• Exercise objective: Once the pictures are set aside, print the records that follow exactly as written.

(Items from an interface collection)
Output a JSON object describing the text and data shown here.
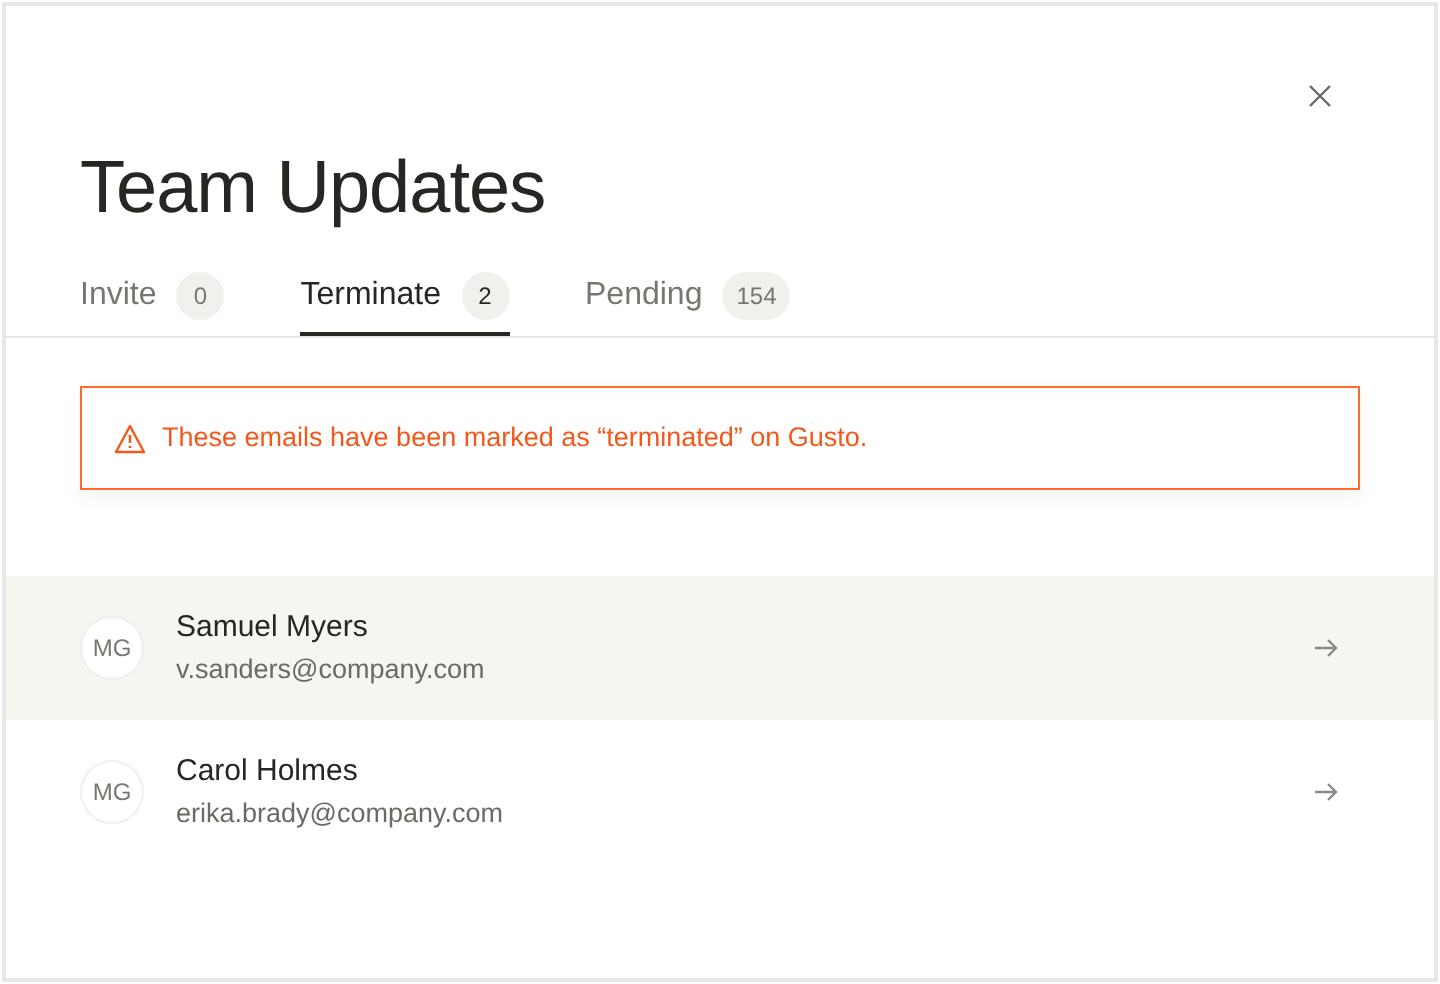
{
  "dialog": {
    "title": "Team Updates"
  },
  "tabs": [
    {
      "label": "Invite",
      "count": "0",
      "selected": false
    },
    {
      "label": "Terminate",
      "count": "2",
      "selected": true
    },
    {
      "label": "Pending",
      "count": "154",
      "selected": false
    }
  ],
  "alert": {
    "message": "These emails have been marked as “terminated” on Gusto."
  },
  "people": [
    {
      "initials": "MG",
      "name": "Samuel Myers",
      "email": "v.sanders@company.com",
      "selected": true
    },
    {
      "initials": "MG",
      "name": "Carol Holmes",
      "email": "erika.brady@company.com",
      "selected": false
    }
  ]
}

• Response below:
Output a JSON object describing the text and data shown here.
{
  "dialog": {
    "title": "Team Updates"
  },
  "tabs": [
    {
      "label": "Invite",
      "count": "0",
      "selected": false
    },
    {
      "label": "Terminate",
      "count": "2",
      "selected": true
    },
    {
      "label": "Pending",
      "count": "154",
      "selected": false
    }
  ],
  "alert": {
    "message": "These emails have been marked as “terminated” on Gusto."
  },
  "people": [
    {
      "initials": "MG",
      "name": "Samuel Myers",
      "email": "v.sanders@company.com",
      "selected": true
    },
    {
      "initials": "MG",
      "name": "Carol Holmes",
      "email": "erika.brady@company.com",
      "selected": false
    }
  ]
}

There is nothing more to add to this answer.